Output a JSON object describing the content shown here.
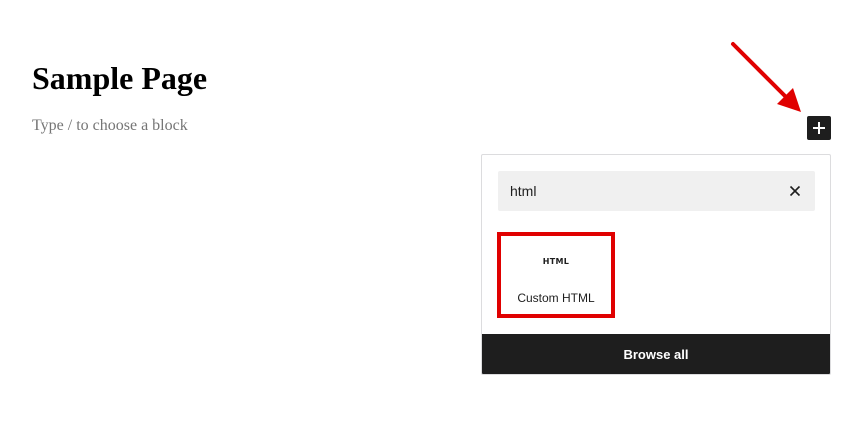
{
  "page": {
    "title": "Sample Page",
    "block_placeholder": "Type / to choose a block"
  },
  "toolbar": {
    "inserter_icon": "plus-icon"
  },
  "inserter": {
    "search": {
      "value": "html",
      "clear_icon": "close-icon"
    },
    "results": [
      {
        "icon_text": "HTML",
        "label": "Custom HTML",
        "highlighted": true
      }
    ],
    "browse_all_label": "Browse all"
  },
  "annotation": {
    "arrow_color": "#e00000",
    "highlight_color": "#e00000"
  },
  "colors": {
    "dark": "#1e1e1e",
    "search_bg": "#f0f0f0",
    "placeholder": "#757575"
  }
}
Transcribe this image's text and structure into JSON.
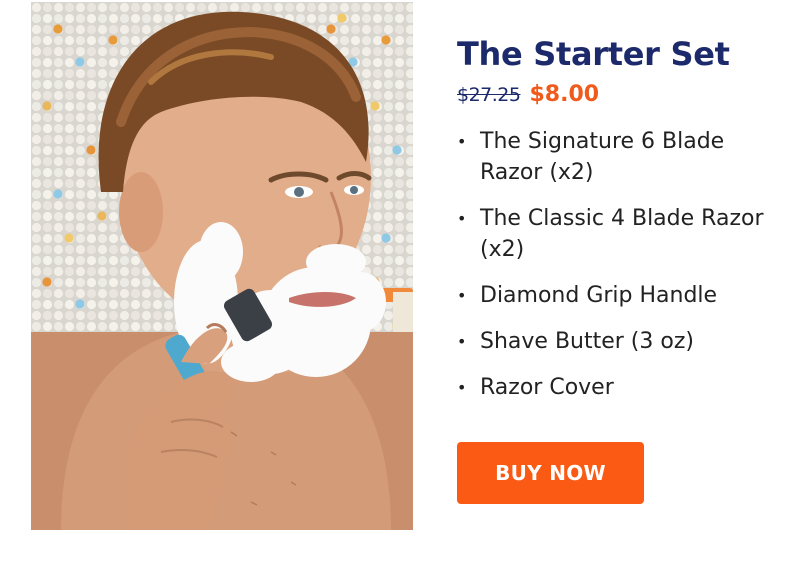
{
  "product": {
    "title": "The Starter Set",
    "original_price": "$27.25",
    "sale_price": "$8.00",
    "items": [
      "The Signature 6 Blade Razor (x2)",
      "The Classic 4 Blade Razor (x2)",
      "Diamond Grip Handle",
      "Shave Butter (3 oz)",
      "Razor Cover"
    ],
    "bullet": "•",
    "cta_label": "BUY NOW"
  },
  "colors": {
    "title": "#1c2a6b",
    "sale_price": "#f05a1a",
    "cta_background": "#fa5a13"
  },
  "image": {
    "icon": "man-shaving-photo"
  }
}
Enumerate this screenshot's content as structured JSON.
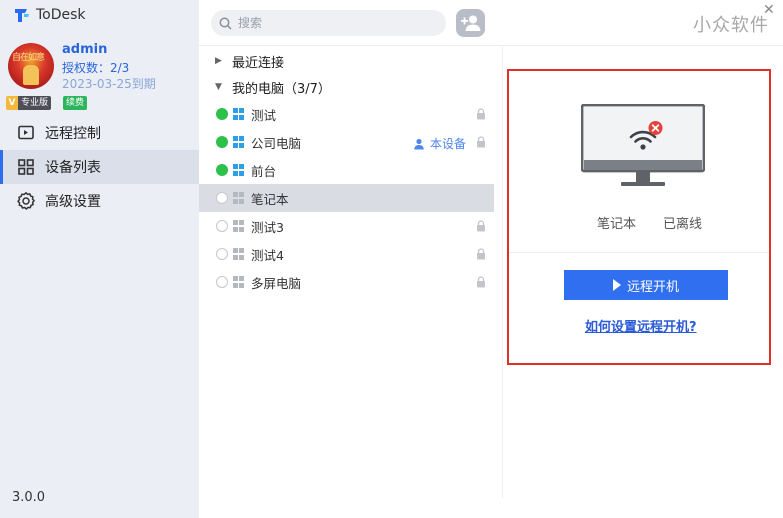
{
  "app": {
    "title": "ToDesk",
    "version": "3.0.0",
    "watermark": "小众软件",
    "brand_color": "#2c6df2"
  },
  "user": {
    "name": "admin",
    "auth_count": "授权数：2/3",
    "expire": "2023-03-25到期",
    "badge_pro_v": "V",
    "badge_pro": "专业版",
    "badge_renew": "续费",
    "avatar_chars": "自在如意"
  },
  "nav": [
    {
      "label": "远程控制",
      "icon": "remote-control-icon"
    },
    {
      "label": "设备列表",
      "icon": "grid-icon"
    },
    {
      "label": "高级设置",
      "icon": "gear-icon"
    }
  ],
  "search": {
    "placeholder": "搜索"
  },
  "tree": {
    "recent_label": "最近连接",
    "my_devices_label": "我的电脑（3/7）",
    "devices": [
      {
        "name": "测试",
        "online": true,
        "locked": true
      },
      {
        "name": "公司电脑",
        "online": true,
        "locked": true,
        "self_tag": "本设备"
      },
      {
        "name": "前台",
        "online": true,
        "locked": false
      },
      {
        "name": "笔记本",
        "online": false,
        "locked": false,
        "selected": true
      },
      {
        "name": "测试3",
        "online": false,
        "locked": true
      },
      {
        "name": "测试4",
        "online": false,
        "locked": true
      },
      {
        "name": "多屏电脑",
        "online": false,
        "locked": true
      }
    ]
  },
  "detail": {
    "device_name": "笔记本",
    "status": "已离线",
    "wake_button": "远程开机",
    "help_link": "如何设置远程开机?"
  }
}
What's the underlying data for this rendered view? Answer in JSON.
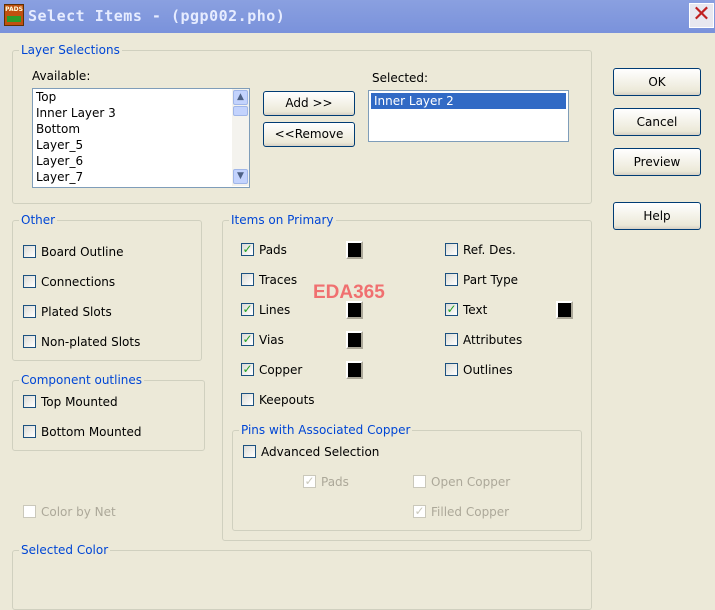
{
  "window": {
    "title": "Select Items - (pgp002.pho)",
    "icon_text": "PADS"
  },
  "layer_selections": {
    "legend": "Layer Selections",
    "available_label": "Available:",
    "selected_label": "Selected:",
    "available": [
      "Top",
      "Inner Layer 3",
      "Bottom",
      "Layer_5",
      "Layer_6",
      "Layer_7"
    ],
    "selected": [
      "Inner Layer 2"
    ],
    "add_label": "Add >>",
    "remove_label": "<<Remove"
  },
  "buttons": {
    "ok": "OK",
    "cancel": "Cancel",
    "preview": "Preview",
    "help": "Help"
  },
  "other": {
    "legend": "Other",
    "items": [
      {
        "label": "Board Outline",
        "checked": false
      },
      {
        "label": "Connections",
        "checked": false
      },
      {
        "label": "Plated Slots",
        "checked": false
      },
      {
        "label": "Non-plated Slots",
        "checked": false
      }
    ]
  },
  "component_outlines": {
    "legend": "Component outlines",
    "items": [
      {
        "label": "Top Mounted",
        "checked": false
      },
      {
        "label": "Bottom Mounted",
        "checked": false
      }
    ]
  },
  "color_by_net": {
    "label": "Color by Net",
    "checked": false,
    "disabled": true
  },
  "items_on_primary": {
    "legend": "Items on Primary",
    "left": [
      {
        "label": "Pads",
        "checked": true,
        "color": "#000000"
      },
      {
        "label": "Traces",
        "checked": false
      },
      {
        "label": "Lines",
        "checked": true,
        "color": "#000000"
      },
      {
        "label": "Vias",
        "checked": true,
        "color": "#000000"
      },
      {
        "label": "Copper",
        "checked": true,
        "color": "#000000"
      },
      {
        "label": "Keepouts",
        "checked": false
      }
    ],
    "right": [
      {
        "label": "Ref. Des.",
        "checked": false
      },
      {
        "label": "Part Type",
        "checked": false
      },
      {
        "label": "Text",
        "checked": true,
        "color": "#000000"
      },
      {
        "label": "Attributes",
        "checked": false
      },
      {
        "label": "Outlines",
        "checked": false
      }
    ]
  },
  "pins": {
    "legend": "Pins with Associated Copper",
    "advanced": {
      "label": "Advanced Selection",
      "checked": false
    },
    "pads": {
      "label": "Pads",
      "checked": true
    },
    "open_copper": {
      "label": "Open Copper",
      "checked": false
    },
    "filled_copper": {
      "label": "Filled Copper",
      "checked": true
    }
  },
  "selected_color": {
    "legend": "Selected Color"
  },
  "watermark": "EDA365"
}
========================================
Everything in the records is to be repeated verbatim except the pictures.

Output a JSON object describing the content shown here.
{
  "page": {
    "title": "Sample Page",
    "block_placeholder": "Type / to choose a block"
  },
  "toolbar": {
    "inserter_icon": "plus-icon"
  },
  "inserter": {
    "search": {
      "value": "html",
      "clear_icon": "close-icon"
    },
    "results": [
      {
        "icon_text": "HTML",
        "label": "Custom HTML",
        "highlighted": true
      }
    ],
    "browse_all_label": "Browse all"
  },
  "annotation": {
    "arrow_color": "#e00000",
    "highlight_color": "#e00000"
  },
  "colors": {
    "dark": "#1e1e1e",
    "search_bg": "#f0f0f0",
    "placeholder": "#757575"
  }
}
Transcribe this image's text and structure into JSON.
{
  "product": {
    "title": "The Starter Set",
    "original_price": "$27.25",
    "sale_price": "$8.00",
    "items": [
      "The Signature 6 Blade Razor (x2)",
      "The Classic 4 Blade Razor (x2)",
      "Diamond Grip Handle",
      "Shave Butter (3 oz)",
      "Razor Cover"
    ],
    "bullet": "•",
    "cta_label": "BUY NOW"
  },
  "colors": {
    "title": "#1c2a6b",
    "sale_price": "#f05a1a",
    "cta_background": "#fa5a13"
  },
  "image": {
    "icon": "man-shaving-photo"
  }
}
Enumerate this screenshot's content as structured JSON.
{
  "app": {
    "title": "ToDesk",
    "version": "3.0.0",
    "watermark": "小众软件",
    "brand_color": "#2c6df2"
  },
  "user": {
    "name": "admin",
    "auth_count": "授权数：2/3",
    "expire": "2023-03-25到期",
    "badge_pro_v": "V",
    "badge_pro": "专业版",
    "badge_renew": "续费",
    "avatar_chars": "自在如意"
  },
  "nav": [
    {
      "label": "远程控制",
      "icon": "remote-control-icon"
    },
    {
      "label": "设备列表",
      "icon": "grid-icon"
    },
    {
      "label": "高级设置",
      "icon": "gear-icon"
    }
  ],
  "search": {
    "placeholder": "搜索"
  },
  "tree": {
    "recent_label": "最近连接",
    "my_devices_label": "我的电脑（3/7）",
    "devices": [
      {
        "name": "测试",
        "online": true,
        "locked": true
      },
      {
        "name": "公司电脑",
        "online": true,
        "locked": true,
        "self_tag": "本设备"
      },
      {
        "name": "前台",
        "online": true,
        "locked": false
      },
      {
        "name": "笔记本",
        "online": false,
        "locked": false,
        "selected": true
      },
      {
        "name": "测试3",
        "online": false,
        "locked": true
      },
      {
        "name": "测试4",
        "online": false,
        "locked": true
      },
      {
        "name": "多屏电脑",
        "online": false,
        "locked": true
      }
    ]
  },
  "detail": {
    "device_name": "笔记本",
    "status": "已离线",
    "wake_button": "远程开机",
    "help_link": "如何设置远程开机?"
  }
}
What's the underlying data for this rendered view? Answer in JSON.
{
  "window": {
    "title": "Select Items - (pgp002.pho)",
    "icon_text": "PADS"
  },
  "layer_selections": {
    "legend": "Layer Selections",
    "available_label": "Available:",
    "selected_label": "Selected:",
    "available": [
      "Top",
      "Inner Layer 3",
      "Bottom",
      "Layer_5",
      "Layer_6",
      "Layer_7"
    ],
    "selected": [
      "Inner Layer 2"
    ],
    "add_label": "Add >>",
    "remove_label": "<<Remove"
  },
  "buttons": {
    "ok": "OK",
    "cancel": "Cancel",
    "preview": "Preview",
    "help": "Help"
  },
  "other": {
    "legend": "Other",
    "items": [
      {
        "label": "Board Outline",
        "checked": false
      },
      {
        "label": "Connections",
        "checked": false
      },
      {
        "label": "Plated Slots",
        "checked": false
      },
      {
        "label": "Non-plated Slots",
        "checked": false
      }
    ]
  },
  "component_outlines": {
    "legend": "Component outlines",
    "items": [
      {
        "label": "Top Mounted",
        "checked": false
      },
      {
        "label": "Bottom Mounted",
        "checked": false
      }
    ]
  },
  "color_by_net": {
    "label": "Color by Net",
    "checked": false,
    "disabled": true
  },
  "items_on_primary": {
    "legend": "Items on Primary",
    "left": [
      {
        "label": "Pads",
        "checked": true,
        "color": "#000000"
      },
      {
        "label": "Traces",
        "checked": false
      },
      {
        "label": "Lines",
        "checked": true,
        "color": "#000000"
      },
      {
        "label": "Vias",
        "checked": true,
        "color": "#000000"
      },
      {
        "label": "Copper",
        "checked": true,
        "color": "#000000"
      },
      {
        "label": "Keepouts",
        "checked": false
      }
    ],
    "right": [
      {
        "label": "Ref. Des.",
        "checked": false
      },
      {
        "label": "Part Type",
        "checked": false
      },
      {
        "label": "Text",
        "checked": true,
        "color": "#000000"
      },
      {
        "label": "Attributes",
        "checked": false
      },
      {
        "label": "Outlines",
        "checked": false
      }
    ]
  },
  "pins": {
    "legend": "Pins with Associated Copper",
    "advanced": {
      "label": "Advanced Selection",
      "checked": false
    },
    "pads": {
      "label": "Pads",
      "checked": true
    },
    "open_copper": {
      "label": "Open Copper",
      "checked": false
    },
    "filled_copper": {
      "label": "Filled Copper",
      "checked": true
    }
  },
  "selected_color": {
    "legend": "Selected Color"
  },
  "watermark": "EDA365"
}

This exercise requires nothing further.